WHAT TO WORK ON —
What's wanted is the full listing, reproduced exactly.

RECORD SET —
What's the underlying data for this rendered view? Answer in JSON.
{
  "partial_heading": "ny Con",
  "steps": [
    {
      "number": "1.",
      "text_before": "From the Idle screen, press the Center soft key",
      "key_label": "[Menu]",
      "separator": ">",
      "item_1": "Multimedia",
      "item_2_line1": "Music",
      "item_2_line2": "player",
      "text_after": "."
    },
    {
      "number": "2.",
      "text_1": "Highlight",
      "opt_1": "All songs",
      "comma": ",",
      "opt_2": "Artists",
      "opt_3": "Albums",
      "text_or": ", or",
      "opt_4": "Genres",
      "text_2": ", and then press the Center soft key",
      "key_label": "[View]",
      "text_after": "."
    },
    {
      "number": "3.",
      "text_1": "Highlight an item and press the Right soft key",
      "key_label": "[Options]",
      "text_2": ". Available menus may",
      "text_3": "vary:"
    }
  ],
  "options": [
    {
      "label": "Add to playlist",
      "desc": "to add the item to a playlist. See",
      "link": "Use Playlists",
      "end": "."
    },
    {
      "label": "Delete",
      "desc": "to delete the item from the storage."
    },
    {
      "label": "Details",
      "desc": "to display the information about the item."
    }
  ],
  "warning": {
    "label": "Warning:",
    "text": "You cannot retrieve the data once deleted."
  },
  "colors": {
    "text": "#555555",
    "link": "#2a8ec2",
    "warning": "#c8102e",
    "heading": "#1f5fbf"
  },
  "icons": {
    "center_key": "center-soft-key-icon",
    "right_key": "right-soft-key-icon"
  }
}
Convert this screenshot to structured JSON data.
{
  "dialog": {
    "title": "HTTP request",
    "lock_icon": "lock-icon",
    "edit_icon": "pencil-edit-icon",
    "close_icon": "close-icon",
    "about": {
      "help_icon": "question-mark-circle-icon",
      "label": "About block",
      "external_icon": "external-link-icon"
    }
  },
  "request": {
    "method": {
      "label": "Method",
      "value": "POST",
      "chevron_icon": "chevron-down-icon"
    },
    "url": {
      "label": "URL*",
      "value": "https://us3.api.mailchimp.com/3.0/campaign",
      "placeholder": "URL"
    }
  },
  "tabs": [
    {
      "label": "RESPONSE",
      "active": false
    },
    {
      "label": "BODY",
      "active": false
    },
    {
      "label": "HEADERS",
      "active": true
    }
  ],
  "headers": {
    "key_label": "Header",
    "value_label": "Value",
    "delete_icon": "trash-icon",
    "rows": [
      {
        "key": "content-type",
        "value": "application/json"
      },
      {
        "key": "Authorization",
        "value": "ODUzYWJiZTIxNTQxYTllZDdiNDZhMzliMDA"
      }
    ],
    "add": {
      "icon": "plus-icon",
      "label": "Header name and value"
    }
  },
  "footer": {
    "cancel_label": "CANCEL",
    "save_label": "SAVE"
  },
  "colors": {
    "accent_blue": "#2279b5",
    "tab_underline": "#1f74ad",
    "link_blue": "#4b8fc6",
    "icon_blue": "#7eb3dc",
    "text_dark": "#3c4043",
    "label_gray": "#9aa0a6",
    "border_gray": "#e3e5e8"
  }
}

SOLUTION TO THIS PROBLEM —
What's the underlying data for this rendered view? Answer in JSON.
{
  "partial_heading": "ny Con",
  "steps": [
    {
      "number": "1.",
      "text_before": "From the Idle screen, press the Center soft key",
      "key_label": "[Menu]",
      "separator": ">",
      "item_1": "Multimedia",
      "item_2_line1": "Music",
      "item_2_line2": "player",
      "text_after": "."
    },
    {
      "number": "2.",
      "text_1": "Highlight",
      "opt_1": "All songs",
      "comma": ",",
      "opt_2": "Artists",
      "opt_3": "Albums",
      "text_or": ", or",
      "opt_4": "Genres",
      "text_2": ", and then press the Center soft key",
      "key_label": "[View]",
      "text_after": "."
    },
    {
      "number": "3.",
      "text_1": "Highlight an item and press the Right soft key",
      "key_label": "[Options]",
      "text_2": ". Available menus may",
      "text_3": "vary:"
    }
  ],
  "options": [
    {
      "label": "Add to playlist",
      "desc": "to add the item to a playlist. See",
      "link": "Use Playlists",
      "end": "."
    },
    {
      "label": "Delete",
      "desc": "to delete the item from the storage."
    },
    {
      "label": "Details",
      "desc": "to display the information about the item."
    }
  ],
  "warning": {
    "label": "Warning:",
    "text": "You cannot retrieve the data once deleted."
  },
  "colors": {
    "text": "#555555",
    "link": "#2a8ec2",
    "warning": "#c8102e",
    "heading": "#1f5fbf"
  },
  "icons": {
    "center_key": "center-soft-key-icon",
    "right_key": "right-soft-key-icon"
  }
}
Convert this screenshot to structured JSON data.
{
  "dialog": {
    "title": "HTTP request",
    "lock_icon": "lock-icon",
    "edit_icon": "pencil-edit-icon",
    "close_icon": "close-icon",
    "about": {
      "help_icon": "question-mark-circle-icon",
      "label": "About block",
      "external_icon": "external-link-icon"
    }
  },
  "request": {
    "method": {
      "label": "Method",
      "value": "POST",
      "chevron_icon": "chevron-down-icon"
    },
    "url": {
      "label": "URL*",
      "value": "https://us3.api.mailchimp.com/3.0/campaign",
      "placeholder": "URL"
    }
  },
  "tabs": [
    {
      "label": "RESPONSE",
      "active": false
    },
    {
      "label": "BODY",
      "active": false
    },
    {
      "label": "HEADERS",
      "active": true
    }
  ],
  "headers": {
    "key_label": "Header",
    "value_label": "Value",
    "delete_icon": "trash-icon",
    "rows": [
      {
        "key": "content-type",
        "value": "application/json"
      },
      {
        "key": "Authorization",
        "value": "ODUzYWJiZTIxNTQxYTllZDdiNDZhMzliMDA"
      }
    ],
    "add": {
      "icon": "plus-icon",
      "label": "Header name and value"
    }
  },
  "footer": {
    "cancel_label": "CANCEL",
    "save_label": "SAVE"
  },
  "colors": {
    "accent_blue": "#2279b5",
    "tab_underline": "#1f74ad",
    "link_blue": "#4b8fc6",
    "icon_blue": "#7eb3dc",
    "text_dark": "#3c4043",
    "label_gray": "#9aa0a6",
    "border_gray": "#e3e5e8"
  }
}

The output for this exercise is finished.